Brief | The records that follow must be repeated verbatim, every one of them.

"""

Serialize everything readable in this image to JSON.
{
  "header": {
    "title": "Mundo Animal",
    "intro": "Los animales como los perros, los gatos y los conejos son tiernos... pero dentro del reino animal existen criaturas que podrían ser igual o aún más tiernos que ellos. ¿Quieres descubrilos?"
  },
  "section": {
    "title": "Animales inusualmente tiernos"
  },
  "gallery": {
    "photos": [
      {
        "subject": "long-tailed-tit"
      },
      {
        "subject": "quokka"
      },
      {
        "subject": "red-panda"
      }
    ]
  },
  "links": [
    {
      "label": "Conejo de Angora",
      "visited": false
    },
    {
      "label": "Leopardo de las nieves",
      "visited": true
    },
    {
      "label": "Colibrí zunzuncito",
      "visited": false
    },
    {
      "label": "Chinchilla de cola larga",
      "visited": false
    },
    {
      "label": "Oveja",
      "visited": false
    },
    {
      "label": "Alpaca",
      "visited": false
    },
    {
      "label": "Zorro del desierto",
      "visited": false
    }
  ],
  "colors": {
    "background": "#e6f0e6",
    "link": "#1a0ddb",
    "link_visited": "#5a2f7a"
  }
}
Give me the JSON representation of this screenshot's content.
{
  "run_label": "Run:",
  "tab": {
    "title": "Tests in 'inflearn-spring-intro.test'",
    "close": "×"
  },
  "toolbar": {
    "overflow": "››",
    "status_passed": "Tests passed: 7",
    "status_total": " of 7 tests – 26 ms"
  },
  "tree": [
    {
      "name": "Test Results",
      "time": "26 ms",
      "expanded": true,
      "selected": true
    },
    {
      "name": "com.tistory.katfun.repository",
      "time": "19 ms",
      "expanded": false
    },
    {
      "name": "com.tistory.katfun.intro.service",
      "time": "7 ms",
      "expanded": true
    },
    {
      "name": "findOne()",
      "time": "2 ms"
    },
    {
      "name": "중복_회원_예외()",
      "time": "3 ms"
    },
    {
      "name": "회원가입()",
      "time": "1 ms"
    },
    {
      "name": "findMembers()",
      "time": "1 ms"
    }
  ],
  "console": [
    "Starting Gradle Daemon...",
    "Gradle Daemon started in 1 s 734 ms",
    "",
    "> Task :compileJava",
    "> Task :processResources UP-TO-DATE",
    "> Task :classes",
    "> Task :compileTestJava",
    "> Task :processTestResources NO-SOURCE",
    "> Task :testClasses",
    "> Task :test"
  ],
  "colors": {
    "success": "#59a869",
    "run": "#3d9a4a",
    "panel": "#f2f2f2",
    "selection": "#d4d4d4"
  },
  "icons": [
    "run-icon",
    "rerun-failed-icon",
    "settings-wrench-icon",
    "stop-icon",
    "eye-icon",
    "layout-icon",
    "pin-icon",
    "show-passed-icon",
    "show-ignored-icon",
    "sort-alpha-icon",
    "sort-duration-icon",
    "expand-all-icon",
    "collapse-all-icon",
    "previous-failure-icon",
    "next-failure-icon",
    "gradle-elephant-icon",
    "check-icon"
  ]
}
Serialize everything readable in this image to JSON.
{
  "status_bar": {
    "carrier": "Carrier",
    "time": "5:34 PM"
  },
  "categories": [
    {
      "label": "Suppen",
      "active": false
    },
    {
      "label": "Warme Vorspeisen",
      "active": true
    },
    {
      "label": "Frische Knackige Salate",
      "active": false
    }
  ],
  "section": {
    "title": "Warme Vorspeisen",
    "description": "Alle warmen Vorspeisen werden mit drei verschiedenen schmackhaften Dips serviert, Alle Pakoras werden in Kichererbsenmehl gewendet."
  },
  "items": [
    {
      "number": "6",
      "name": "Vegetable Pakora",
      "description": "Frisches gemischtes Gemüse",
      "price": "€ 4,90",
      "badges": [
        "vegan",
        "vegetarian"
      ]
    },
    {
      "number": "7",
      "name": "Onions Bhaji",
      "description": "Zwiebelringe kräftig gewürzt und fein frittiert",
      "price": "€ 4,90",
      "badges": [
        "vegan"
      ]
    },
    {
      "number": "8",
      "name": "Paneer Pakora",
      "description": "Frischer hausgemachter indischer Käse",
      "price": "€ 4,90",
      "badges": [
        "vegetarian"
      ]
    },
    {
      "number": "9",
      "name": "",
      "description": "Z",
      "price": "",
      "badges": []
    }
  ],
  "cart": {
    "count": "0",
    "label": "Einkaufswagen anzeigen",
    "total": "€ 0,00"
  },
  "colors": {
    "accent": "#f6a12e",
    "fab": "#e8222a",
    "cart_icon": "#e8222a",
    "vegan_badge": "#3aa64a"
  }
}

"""

Reply to the exercise |
Serialize everything readable in this image to JSON.
{
  "header": {
    "title": "Mundo Animal",
    "intro": "Los animales como los perros, los gatos y los conejos son tiernos... pero dentro del reino animal existen criaturas que podrían ser igual o aún más tiernos que ellos. ¿Quieres descubrilos?"
  },
  "section": {
    "title": "Animales inusualmente tiernos"
  },
  "gallery": {
    "photos": [
      {
        "subject": "long-tailed-tit"
      },
      {
        "subject": "quokka"
      },
      {
        "subject": "red-panda"
      }
    ]
  },
  "links": [
    {
      "label": "Conejo de Angora",
      "visited": false
    },
    {
      "label": "Leopardo de las nieves",
      "visited": true
    },
    {
      "label": "Colibrí zunzuncito",
      "visited": false
    },
    {
      "label": "Chinchilla de cola larga",
      "visited": false
    },
    {
      "label": "Oveja",
      "visited": false
    },
    {
      "label": "Alpaca",
      "visited": false
    },
    {
      "label": "Zorro del desierto",
      "visited": false
    }
  ],
  "colors": {
    "background": "#e6f0e6",
    "link": "#1a0ddb",
    "link_visited": "#5a2f7a"
  }
}
Give me the JSON representation of this screenshot's content.
{
  "run_label": "Run:",
  "tab": {
    "title": "Tests in 'inflearn-spring-intro.test'",
    "close": "×"
  },
  "toolbar": {
    "overflow": "››",
    "status_passed": "Tests passed: 7",
    "status_total": " of 7 tests – 26 ms"
  },
  "tree": [
    {
      "name": "Test Results",
      "time": "26 ms",
      "expanded": true,
      "selected": true
    },
    {
      "name": "com.tistory.katfun.repository",
      "time": "19 ms",
      "expanded": false
    },
    {
      "name": "com.tistory.katfun.intro.service",
      "time": "7 ms",
      "expanded": true
    },
    {
      "name": "findOne()",
      "time": "2 ms"
    },
    {
      "name": "중복_회원_예외()",
      "time": "3 ms"
    },
    {
      "name": "회원가입()",
      "time": "1 ms"
    },
    {
      "name": "findMembers()",
      "time": "1 ms"
    }
  ],
  "console": [
    "Starting Gradle Daemon...",
    "Gradle Daemon started in 1 s 734 ms",
    "",
    "> Task :compileJava",
    "> Task :processResources UP-TO-DATE",
    "> Task :classes",
    "> Task :compileTestJava",
    "> Task :processTestResources NO-SOURCE",
    "> Task :testClasses",
    "> Task :test"
  ],
  "colors": {
    "success": "#59a869",
    "run": "#3d9a4a",
    "panel": "#f2f2f2",
    "selection": "#d4d4d4"
  },
  "icons": [
    "run-icon",
    "rerun-failed-icon",
    "settings-wrench-icon",
    "stop-icon",
    "eye-icon",
    "layout-icon",
    "pin-icon",
    "show-passed-icon",
    "show-ignored-icon",
    "sort-alpha-icon",
    "sort-duration-icon",
    "expand-all-icon",
    "collapse-all-icon",
    "previous-failure-icon",
    "next-failure-icon",
    "gradle-elephant-icon",
    "check-icon"
  ]
}
Serialize everything readable in this image to JSON.
{
  "status_bar": {
    "carrier": "Carrier",
    "time": "5:34 PM"
  },
  "categories": [
    {
      "label": "Suppen",
      "active": false
    },
    {
      "label": "Warme Vorspeisen",
      "active": true
    },
    {
      "label": "Frische Knackige Salate",
      "active": false
    }
  ],
  "section": {
    "title": "Warme Vorspeisen",
    "description": "Alle warmen Vorspeisen werden mit drei verschiedenen schmackhaften Dips serviert, Alle Pakoras werden in Kichererbsenmehl gewendet."
  },
  "items": [
    {
      "number": "6",
      "name": "Vegetable Pakora",
      "description": "Frisches gemischtes Gemüse",
      "price": "€ 4,90",
      "badges": [
        "vegan",
        "vegetarian"
      ]
    },
    {
      "number": "7",
      "name": "Onions Bhaji",
      "description": "Zwiebelringe kräftig gewürzt und fein frittiert",
      "price": "€ 4,90",
      "badges": [
        "vegan"
      ]
    },
    {
      "number": "8",
      "name": "Paneer Pakora",
      "description": "Frischer hausgemachter indischer Käse",
      "price": "€ 4,90",
      "badges": [
        "vegetarian"
      ]
    },
    {
      "number": "9",
      "name": "",
      "description": "Z",
      "price": "",
      "badges": []
    }
  ],
  "cart": {
    "count": "0",
    "label": "Einkaufswagen anzeigen",
    "total": "€ 0,00"
  },
  "colors": {
    "accent": "#f6a12e",
    "fab": "#e8222a",
    "cart_icon": "#e8222a",
    "vegan_badge": "#3aa64a"
  }
}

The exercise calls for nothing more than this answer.